The smartphone Android app is not available in Google’s Play Store. In order to install and use it, users first need to disable the security mechanisms of the Android operating system. But no hint for a subsequent reactivation could be found in Amazons guidelines. The app itself is very extensive and includes not only the functionality for the Dash Button, it‘s an „Amazon All-in-One app“. This also includes all the functionality for Amazon‘s App Store for Android. Therefore, the app needs a wide range of rights – too many for the Dash Button only. In Android Version 6 those rights are only claimed from the user when they are needed and so only two demands had been seen while testing. Nevertheless, considering the disabled protection functions, it would be more advisable to outsource App Store functionality in an own app and to run Dash Button functions in another.
Both apps, Android and iOS, offer potential for improvement in case of privacy protection. A starting point could be the management of passwords: When entering the app passwords are always displayed by default and and the app suggests to store the Wi-Fi’s password on Amazon servers. The same applies to the Wi-Fi password by default. In our test, after storing passwords as recomanded, the app received the password from now on via the URL “credential-locker-service.amazon.eu” whose IP should sit in Ireland, Dublin and accordingly is hosted under the privacy laws of Ireland, which aren’t to strong. The support page of Amazon informs, that you have to contact support for deleting passwords. The security experts at AV-TEST strongly advise users to store their passwords in a more secure way!
Conclusion and Review

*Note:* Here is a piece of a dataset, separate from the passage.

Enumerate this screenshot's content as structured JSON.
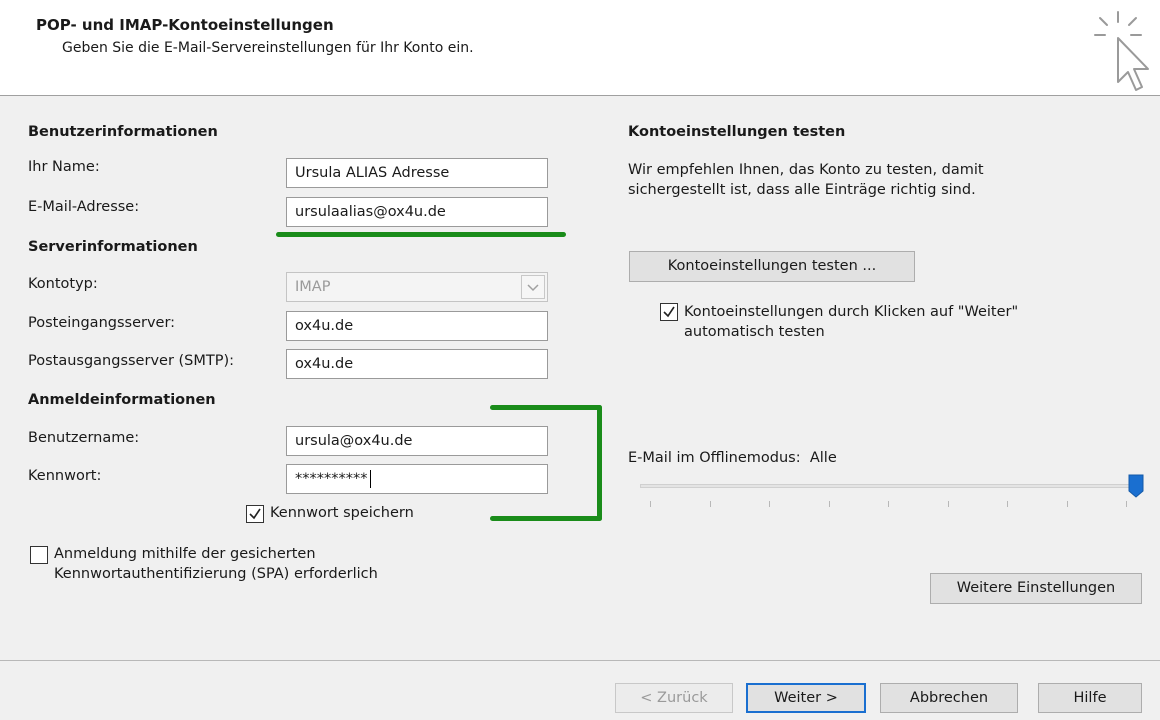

With the Dash Button Amazon has landed the probably cheapest smart home device on the German market, which has a chance tobe used in many households. According to the importance of a solid base security, after all, it can be assumed, that the buttons opens direct communication to Amazon accounts of many users and potentially pushing the trigger will lead to valid contracts. For basic security requirements Amazon has done a good job: The Dash Button passes the technical safety check of AV-TEST with 3 of 3 possible points.
Reason for criticism, however, is the weak concept for user privacy protection, for example the procedure of storing the wireless password on Amazon’s servers.